The mistake, that was made in applying the central of mass theorem is that we neglected to consider the tangential force applied by the rigid rod in order to keep the two masses on the rod. One can deduce this force from the discrepancy between the angular acceleration of the center of mass motion and the correct angular acceleration using rotational dynamics ($$M := m_1 + m_2$$, $$I := m_1 l_1^2 + m_2 l_2^2$$, $$I_r := Mr^2$$). $$$$-\frac{g}{r}\sin \phi + \frac{F_t r}{I_r} = -\frac{(m_1 l_1 + m_2 l_2)}{I} g \sin \phi$$$$ Rearranging and using the identity $$m_1 l_1 + m_2 l_2 = Mr$$ one finds: $$$$\begin{split} F_t &= -Mg \sin \phi \left(\frac{I_r}{I} - 1\right) = -F_{g_{\phi}}\frac{m_1 m_2 (l_2 - l_1)^2}{IM}\\ &= - F_{g_{\phi}} \frac{m_1}{M} \frac{m_2}{M}\frac{M(\delta l)^2}{I} = - F_{1g_{\phi}}\frac{m_2(\delta l)^2}{I} \end{split}$$$$ In other words, we see that the inertia of the second mass further along the rod drags on the center of mass because the period of the uncoupled simple pendulum systems is longer, the further along the rod we place the mass ($$\omega_{simple} = \sqrt{\frac{g}{l}}$$).

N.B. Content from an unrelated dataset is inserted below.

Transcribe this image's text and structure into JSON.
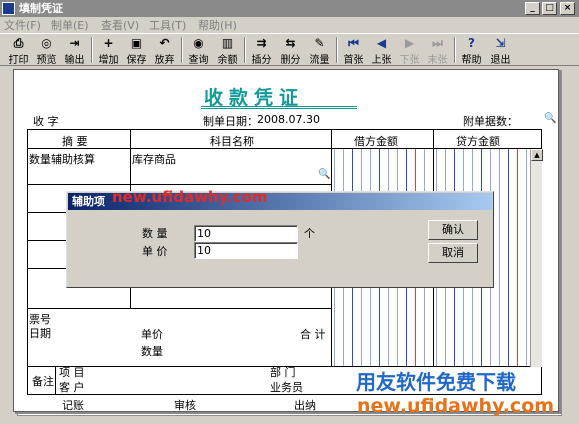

The question then remains, why is it that we have to consider the tension force ($$F_t$$) when considering the dynamics at the center of mass and not when considering the system using the rotational laws? The only answer that I can come up with is that, the central of mass theorem by definition can only consider the motion of objects with mass. Since the pivot of the pendulum has no mass we have to consider the tensional forces of the rod as external forces and explicitly handle them in our calculation. On the other hand, the rotational dynamics laws are derived from considering all point masses in the system and a pivot. Since, an equal and opposite force countering the tension force (acting on the center of mass), must be acting at the pivot, the tensional forces can be considered internal forces and cannot effect our rotational dynamics.

This seems reasonable enough, but also means that using the formalism built up with rotational dynamics implicitly expands what we consider internal forces of the system by a singular point i.e. the pivot (whether it does or does not have any mass). Is this correct, or am I over complicating things here?

You are using two different theorems as if they were equivalent, but they are not. Both theorems come from studying a system of particles. The theorem you use in rotational dynamics is that $$\tau=\dot{L}=I\ddot{ \alpha}$$. In this case you only consider the external forces that make a torque.
If instead, you want to use the theorem that states that $$F_{T}=Ma_{CM}$$, where M is the total mass and F the total external forces, then you need to use all the external forces. The external force you are missing is the force at the top of the rod, in the pivot that allows it to rotate (using this method is likely not advisable for this particular problem, but it is doable).